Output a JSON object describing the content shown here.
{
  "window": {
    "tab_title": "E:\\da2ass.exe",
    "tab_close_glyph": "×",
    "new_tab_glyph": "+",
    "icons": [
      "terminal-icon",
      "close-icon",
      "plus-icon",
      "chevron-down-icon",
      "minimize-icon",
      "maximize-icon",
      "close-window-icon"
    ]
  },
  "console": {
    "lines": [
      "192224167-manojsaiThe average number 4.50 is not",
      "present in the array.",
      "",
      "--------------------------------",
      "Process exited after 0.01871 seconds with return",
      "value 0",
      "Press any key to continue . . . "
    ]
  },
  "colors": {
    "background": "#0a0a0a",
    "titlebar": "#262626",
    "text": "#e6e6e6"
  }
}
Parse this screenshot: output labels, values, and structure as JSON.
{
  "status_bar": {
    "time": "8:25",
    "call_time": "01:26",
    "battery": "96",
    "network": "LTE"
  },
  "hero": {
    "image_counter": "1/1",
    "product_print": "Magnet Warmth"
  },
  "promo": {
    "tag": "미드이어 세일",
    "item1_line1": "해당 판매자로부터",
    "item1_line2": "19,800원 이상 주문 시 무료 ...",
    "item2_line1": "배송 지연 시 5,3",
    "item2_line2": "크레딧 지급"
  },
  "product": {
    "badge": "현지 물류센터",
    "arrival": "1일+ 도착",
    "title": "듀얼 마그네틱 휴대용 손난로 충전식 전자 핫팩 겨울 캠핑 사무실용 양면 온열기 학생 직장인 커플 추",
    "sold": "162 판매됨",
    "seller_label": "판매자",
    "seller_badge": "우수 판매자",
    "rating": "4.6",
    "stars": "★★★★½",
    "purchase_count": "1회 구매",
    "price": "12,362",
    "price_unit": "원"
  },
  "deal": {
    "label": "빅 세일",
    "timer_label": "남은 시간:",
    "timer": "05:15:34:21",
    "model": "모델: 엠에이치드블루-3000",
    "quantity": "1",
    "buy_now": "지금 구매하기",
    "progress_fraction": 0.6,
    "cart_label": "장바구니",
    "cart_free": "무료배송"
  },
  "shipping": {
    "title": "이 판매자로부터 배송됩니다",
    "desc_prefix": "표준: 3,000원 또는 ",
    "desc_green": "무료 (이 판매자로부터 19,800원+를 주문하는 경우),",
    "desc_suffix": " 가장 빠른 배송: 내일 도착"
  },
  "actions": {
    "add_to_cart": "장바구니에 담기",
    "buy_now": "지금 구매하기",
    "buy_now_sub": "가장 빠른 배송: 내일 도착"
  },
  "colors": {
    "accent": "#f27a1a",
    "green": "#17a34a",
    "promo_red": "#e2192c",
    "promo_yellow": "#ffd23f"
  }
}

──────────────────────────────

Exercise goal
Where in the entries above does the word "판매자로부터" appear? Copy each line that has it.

Task output
    "item1_line1": "해당 판매자로부터",
    "title": "이 판매자로부터 배송됩니다",
    "desc_green": "무료 (이 판매자로부터 19,800원+를 주문하는 경우),",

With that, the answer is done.